JULIAN AGUON, Guam Coalition for Peace and Justice, stated that he belonged to the indigenous group of Chamoru of Guam and was an international law scholar schooled in the subject of self-determination, and wished to comment on the “pressing and misrepresented” issue of “who constitutes the appropriate electorate in any self-determination plebiscite now or in the future held in Guam”.
Some had sought to racialize and so prejudge the issue, he stated, by phrasing the question as: ”Is it impermissibly racist or otherwise illegal to limit the electorate to ‘native inhabitants’ as that term is presently envisioned in Guam law, i.e., those persons who became United States citizens by virtue of the authority and enactment of the 1950 Organic Act of Guam and descendants of those persons?” The correct approach required the understanding that, for purposes of self-determination, “native inhabitant” was a history-based, not race-based, designation. International law was not concerned with blood and ancestry, but with providing a people with a remedy for the historic wrong of having been denied by others the right to exist on their own terms.
The legally significant question, he added, was: Who had been harmed by colonization, so as to be entitled to the prescribed cure of decolonization?

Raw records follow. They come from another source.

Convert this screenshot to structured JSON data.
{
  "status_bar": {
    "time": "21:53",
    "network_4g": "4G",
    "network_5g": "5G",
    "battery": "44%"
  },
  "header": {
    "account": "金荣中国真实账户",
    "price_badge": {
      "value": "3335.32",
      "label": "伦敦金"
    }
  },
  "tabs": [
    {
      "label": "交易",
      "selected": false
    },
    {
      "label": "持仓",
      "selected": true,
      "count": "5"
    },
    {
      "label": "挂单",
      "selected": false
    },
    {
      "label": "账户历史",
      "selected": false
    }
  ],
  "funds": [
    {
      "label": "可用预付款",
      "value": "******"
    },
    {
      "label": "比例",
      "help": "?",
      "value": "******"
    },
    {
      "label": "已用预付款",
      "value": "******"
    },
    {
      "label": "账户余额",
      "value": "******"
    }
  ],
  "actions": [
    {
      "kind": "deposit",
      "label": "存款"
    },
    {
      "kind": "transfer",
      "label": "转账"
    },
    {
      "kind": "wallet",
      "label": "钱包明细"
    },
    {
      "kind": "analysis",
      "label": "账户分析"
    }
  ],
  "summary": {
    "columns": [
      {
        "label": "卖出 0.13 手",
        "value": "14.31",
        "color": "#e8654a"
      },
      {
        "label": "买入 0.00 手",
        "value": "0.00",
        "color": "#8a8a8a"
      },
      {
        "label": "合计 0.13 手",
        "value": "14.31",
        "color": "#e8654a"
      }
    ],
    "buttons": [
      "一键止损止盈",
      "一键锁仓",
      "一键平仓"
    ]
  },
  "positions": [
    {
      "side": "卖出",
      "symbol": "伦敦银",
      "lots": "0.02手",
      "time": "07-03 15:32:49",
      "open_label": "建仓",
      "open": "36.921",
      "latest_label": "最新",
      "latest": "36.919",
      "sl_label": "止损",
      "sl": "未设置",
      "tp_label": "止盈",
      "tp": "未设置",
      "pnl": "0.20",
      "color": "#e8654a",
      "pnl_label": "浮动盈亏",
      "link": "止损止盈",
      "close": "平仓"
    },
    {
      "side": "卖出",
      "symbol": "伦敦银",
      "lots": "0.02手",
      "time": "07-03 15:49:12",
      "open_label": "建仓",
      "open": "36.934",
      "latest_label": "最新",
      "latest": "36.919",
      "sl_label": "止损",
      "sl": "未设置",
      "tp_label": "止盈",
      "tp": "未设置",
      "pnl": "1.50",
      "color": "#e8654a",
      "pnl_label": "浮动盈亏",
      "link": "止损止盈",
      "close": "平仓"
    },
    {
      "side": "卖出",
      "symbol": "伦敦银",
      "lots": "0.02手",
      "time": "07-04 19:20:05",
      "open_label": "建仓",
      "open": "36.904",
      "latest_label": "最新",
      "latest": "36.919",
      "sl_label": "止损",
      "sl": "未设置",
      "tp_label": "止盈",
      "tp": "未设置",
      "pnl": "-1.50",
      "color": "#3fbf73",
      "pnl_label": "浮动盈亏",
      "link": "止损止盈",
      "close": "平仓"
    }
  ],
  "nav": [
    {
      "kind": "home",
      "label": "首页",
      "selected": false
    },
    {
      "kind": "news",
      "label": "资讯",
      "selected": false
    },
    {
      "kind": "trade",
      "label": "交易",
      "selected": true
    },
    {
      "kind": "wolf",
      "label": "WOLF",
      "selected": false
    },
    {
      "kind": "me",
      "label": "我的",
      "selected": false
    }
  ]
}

Thus, only those persons and their descendants living on the island on the date of onset of colonization might be considered victims of colonization. The assertion that the United States Constitution required a colour-blind compilation of the electorate was ignoring the fact that the anticipated self-determination act fell under the aegis of international law, not United States domestic law. Further, the United States, as Guam’s administering Power, could not first exploit its control over Guam’s immigration to flood the island with its own non-colonized expatriates, or even third-party settlers, and then claim that every person residing in Guam was entitled to vote in a decolonization plebiscite. In conclusion, he recommended that Guam remain on the list of Non-Self-Governing Territories until its people had the opportunity to exercise their inalienable human right to political self-determination.
. . . The Committee would also have the Assembly call upon the administering Power of Guam to continue to recognize and to respect the political rights and the cultural and ethnic identity of the Chamoru people of Guam . . .
The Committee approved the draft resolution without a vote.
I really think Julian Aguon said this much better than I could . . .
With the new push toward a plebiscite, the Dave Davis sympathizers are coming out again. I have to say it’s very ironic to see non-indigenous people on Guam complaining that they need to be represented in a vote on decolonization. The U.S. colonized Guam by military force, without regard for the people’s democratic rights and process. The U.S. then unilaterally opened up almost unchecked immigration on a massive scale. We no longer have the same population composition because the U.S. has deliberately changed the face of the island. The Chamorro people are no longer a majority in their own ancestral land.
expatriate colonial/occupier Americans on Guam, you are not the ones who were damaged by colonization. You benefited from oppressing the indigenous people. It’s not appropriate for your voice to be equal to a “native inhabitant’s” voice in a situation of American colonialism.
* Saina må’åse’ to the reader who suggested rethinking “expatriate” in this context!